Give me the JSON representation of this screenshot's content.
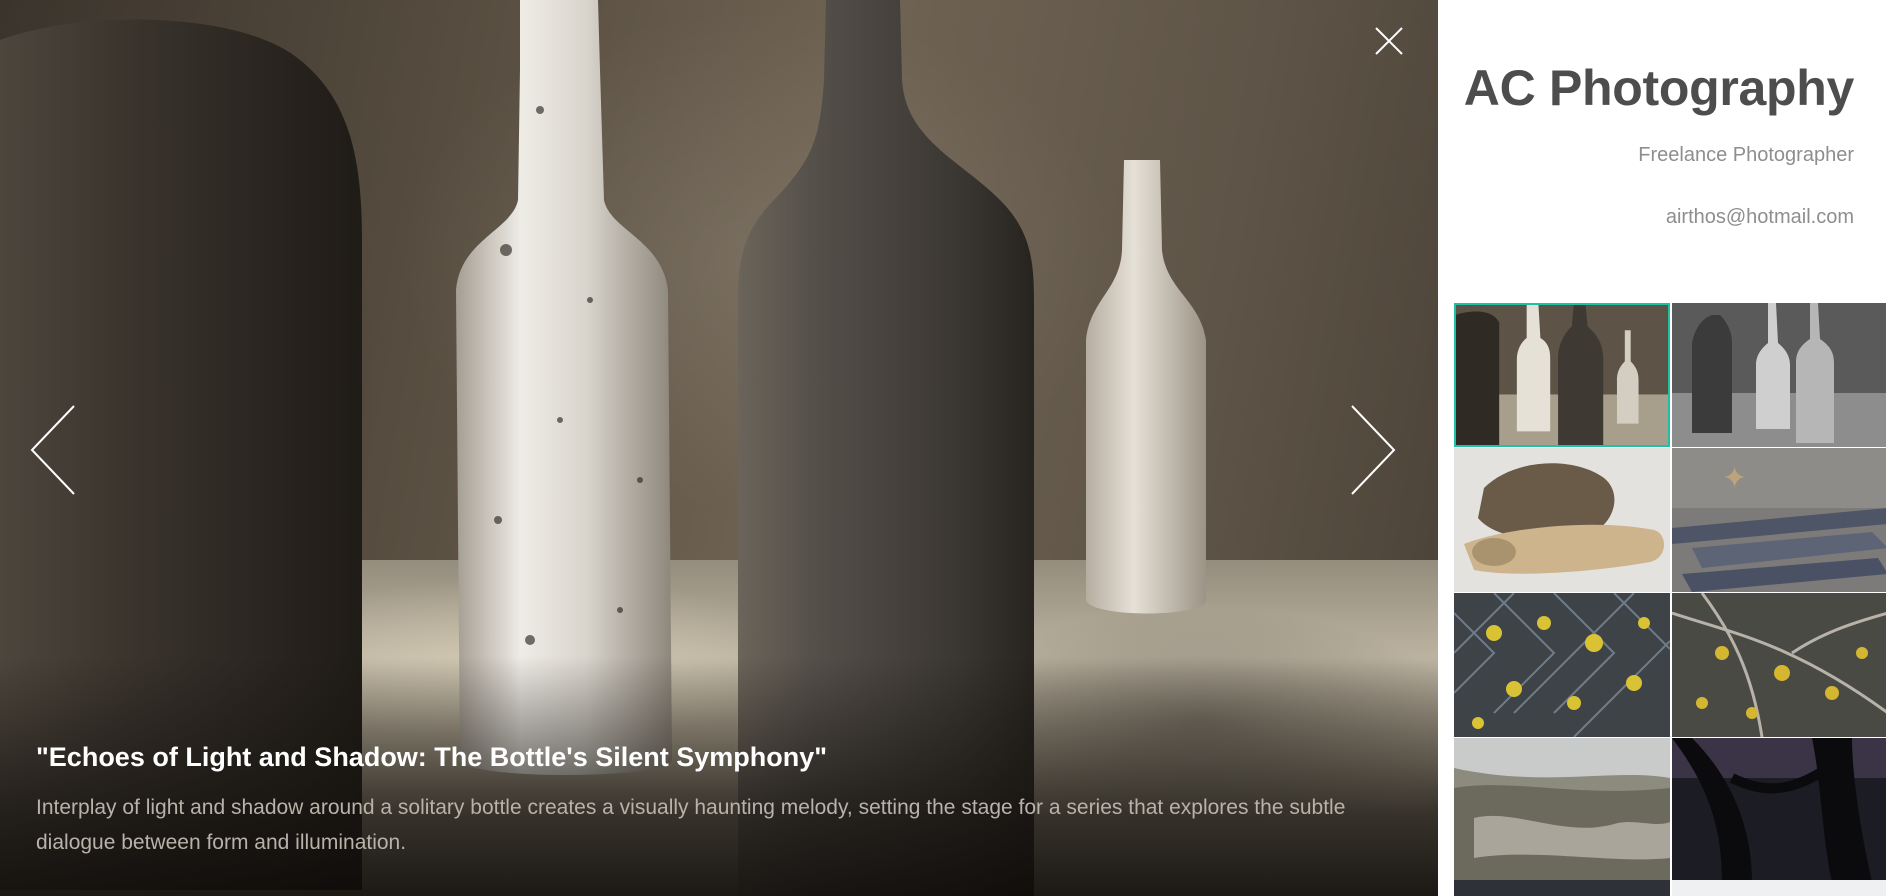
{
  "viewer": {
    "caption_title": "\"Echoes of Light and Shadow: The Bottle's Silent Symphony\"",
    "caption_description": "Interplay of light and shadow around a solitary bottle creates a visually haunting melody, setting the stage for a series that explores the subtle dialogue between form and illumination.",
    "close_icon": "close-icon",
    "prev_icon": "chevron-left-icon",
    "next_icon": "chevron-right-icon"
  },
  "sidebar": {
    "brand_name": "AC Photography",
    "tagline": "Freelance Photographer",
    "email": "airthos@hotmail.com",
    "accent_color": "#1fc1a3",
    "thumbnails": [
      {
        "subject": "bottles-color",
        "active": true
      },
      {
        "subject": "bottles-grayscale",
        "active": false
      },
      {
        "subject": "driftwood-bone",
        "active": false
      },
      {
        "subject": "graffiti-concrete",
        "active": false
      },
      {
        "subject": "chain-link-yellow-leaves",
        "active": false
      },
      {
        "subject": "branches-yellow-leaves",
        "active": false
      },
      {
        "subject": "rocky-hillside",
        "active": false
      },
      {
        "subject": "dark-tree-silhouette",
        "active": false
      }
    ]
  }
}
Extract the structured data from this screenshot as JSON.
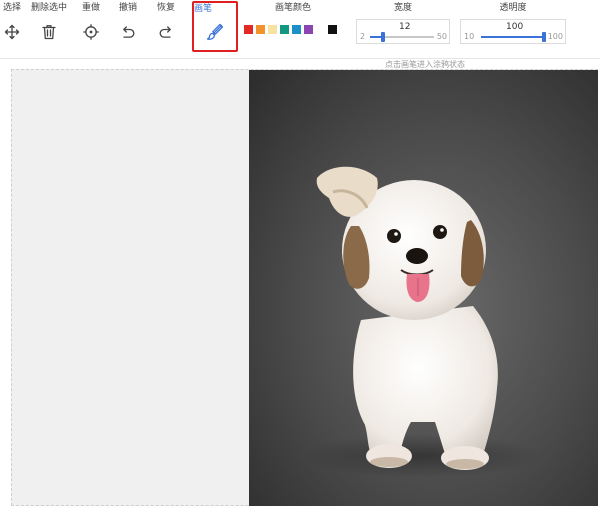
{
  "toolbar": {
    "select_label": "选择",
    "delete_selected_label": "删除选中",
    "redo_label": "重做",
    "undo_label": "撤销",
    "restore_label": "恢复",
    "brush_label": "画笔",
    "brush_color_label": "画笔颜色",
    "brush_colors": [
      "#e02a23",
      "#f2922c",
      "#f7e2a2",
      "#12987e",
      "#1c8fc6",
      "#8b44b0",
      "#ffffff",
      "#111111"
    ],
    "width": {
      "label": "宽度",
      "value": "12",
      "min": "2",
      "max": "50",
      "fraction": 0.21
    },
    "opacity": {
      "label": "透明度",
      "value": "100",
      "min": "10",
      "max": "100",
      "fraction": 1.0
    },
    "accent_color": "#3a72d8",
    "highlight_color": "#e02020"
  },
  "canvas": {
    "hint": "点击画笔进入涂鸦状态",
    "background_color": "#f0f0f0"
  },
  "photo": {
    "subject": "dog-photo"
  }
}
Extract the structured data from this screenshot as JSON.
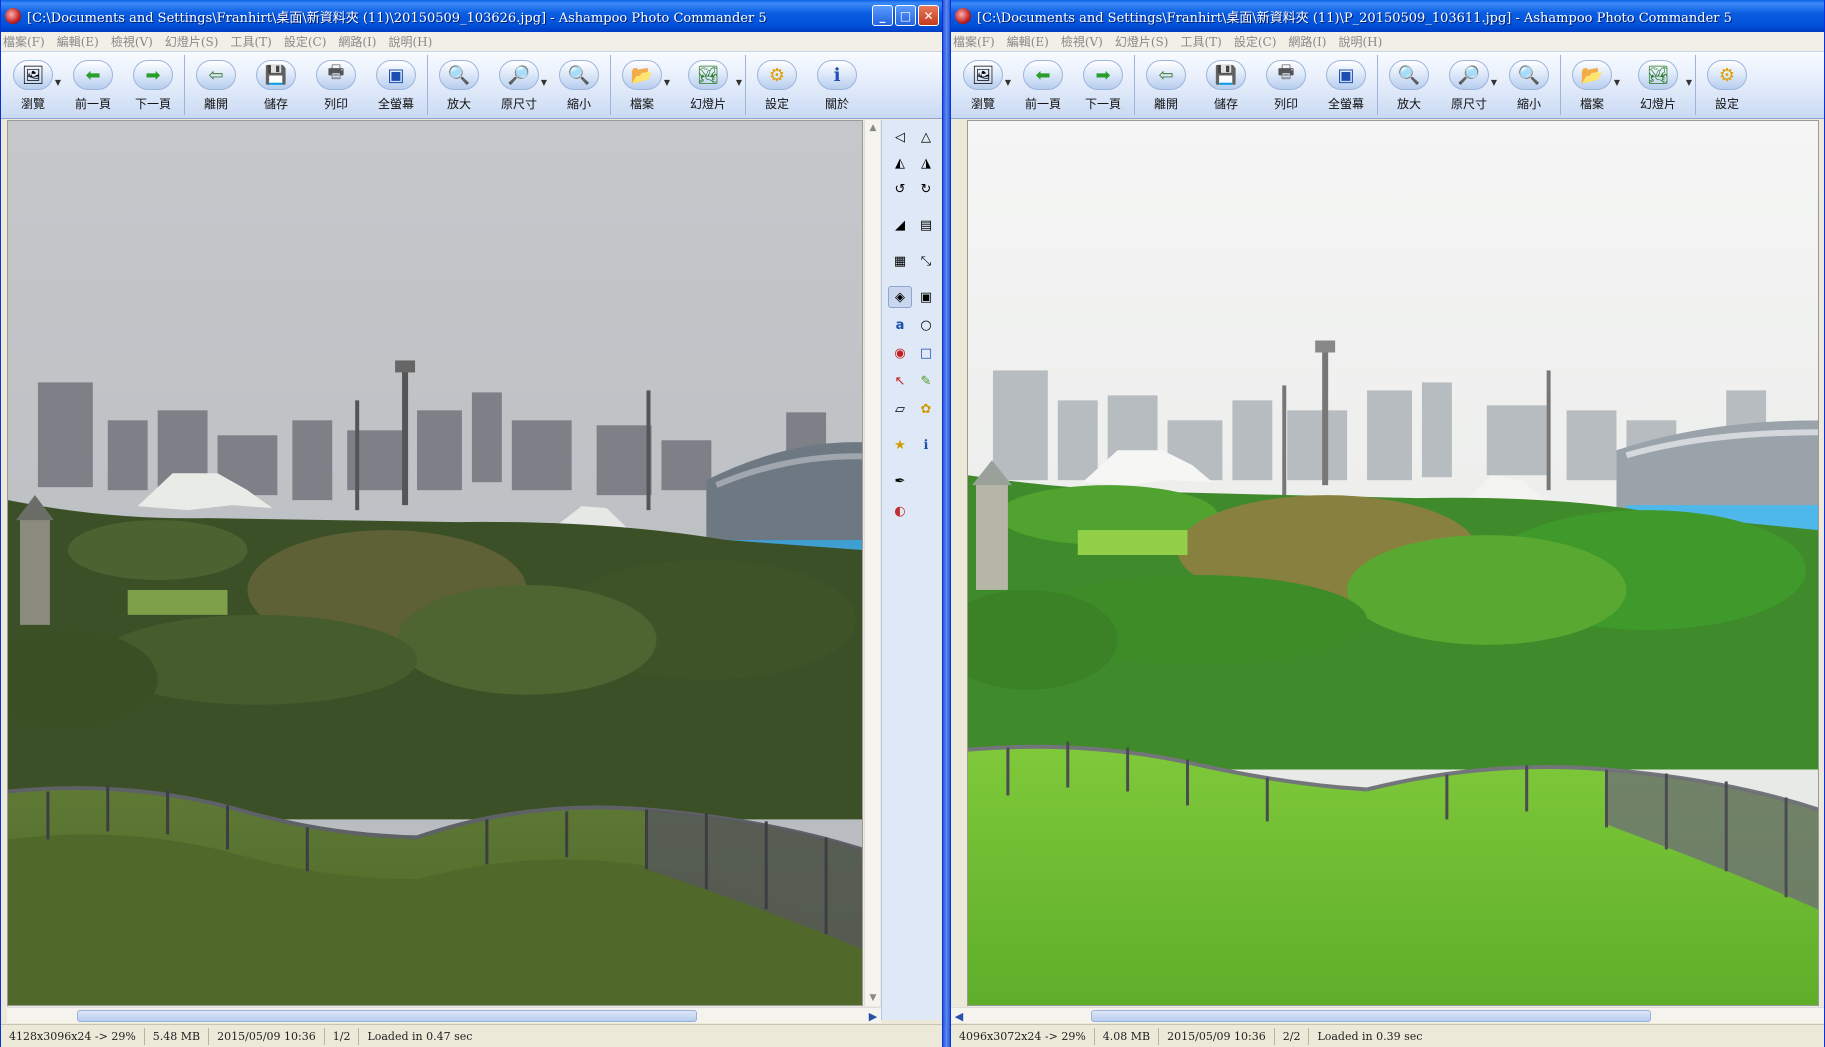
{
  "left": {
    "title": "[C:\\Documents and Settings\\Franhirt\\桌面\\新資料夾 (11)\\20150509_103626.jpg] - Ashampoo Photo Commander 5",
    "menu": [
      "檔案(F)",
      "編輯(E)",
      "檢視(V)",
      "幻燈片(S)",
      "工具(T)",
      "設定(C)",
      "網路(I)",
      "說明(H)"
    ],
    "toolbar": [
      "瀏覽",
      "前一頁",
      "下一頁",
      "離開",
      "儲存",
      "列印",
      "全螢幕",
      "放大",
      "原尺寸",
      "縮小",
      "檔案",
      "幻燈片",
      "設定",
      "關於"
    ],
    "status": {
      "dimensions": "4128x3096x24 -> 29%",
      "size": "5.48 MB",
      "date": "2015/05/09 10:36",
      "index": "1/2",
      "loaded": "Loaded in 0.47 sec"
    }
  },
  "right": {
    "title": "[C:\\Documents and Settings\\Franhirt\\桌面\\新資料夾 (11)\\P_20150509_103611.jpg] - Ashampoo Photo Commander 5",
    "menu": [
      "檔案(F)",
      "編輯(E)",
      "檢視(V)",
      "幻燈片(S)",
      "工具(T)",
      "設定(C)",
      "網路(I)",
      "說明(H)"
    ],
    "toolbar": [
      "瀏覽",
      "前一頁",
      "下一頁",
      "離開",
      "儲存",
      "列印",
      "全螢幕",
      "放大",
      "原尺寸",
      "縮小",
      "檔案",
      "幻燈片",
      "設定"
    ],
    "status": {
      "dimensions": "4096x3072x24 -> 29%",
      "size": "4.08 MB",
      "date": "2015/05/09 10:36",
      "index": "2/2",
      "loaded": "Loaded in 0.39 sec"
    }
  },
  "title_buttons": {
    "minimize": "_",
    "maximize": "□",
    "close": "✕"
  },
  "icons": {
    "toolbar": [
      "browse-icon",
      "previous-icon",
      "next-icon",
      "exit-icon",
      "save-icon",
      "print-icon",
      "fullscreen-icon",
      "zoom-in-icon",
      "actual-size-icon",
      "zoom-out-icon",
      "file-icon",
      "slideshow-icon",
      "settings-icon",
      "about-icon"
    ],
    "side": [
      "rotate-left-icon",
      "flip-vertical-icon",
      "flip-horizontal-icon",
      "rotate-right-icon",
      "rotate-180-icon",
      "reset-icon",
      "eraser-icon",
      "image-icon",
      "insert-picture-icon",
      "resize-icon",
      "crop-tool-icon",
      "select-icon",
      "text-icon",
      "speech-bubble-icon",
      "red-eye-icon",
      "rectangle-icon",
      "arrow-icon",
      "pencil-icon",
      "eraser-icon",
      "clone-icon",
      "sticker-icon",
      "info-icon",
      "color-picker-icon",
      "color-palette-icon"
    ]
  }
}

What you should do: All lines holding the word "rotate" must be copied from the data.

Finished exercise:
      "rotate-left-icon",
      "rotate-right-icon",
      "rotate-180-icon",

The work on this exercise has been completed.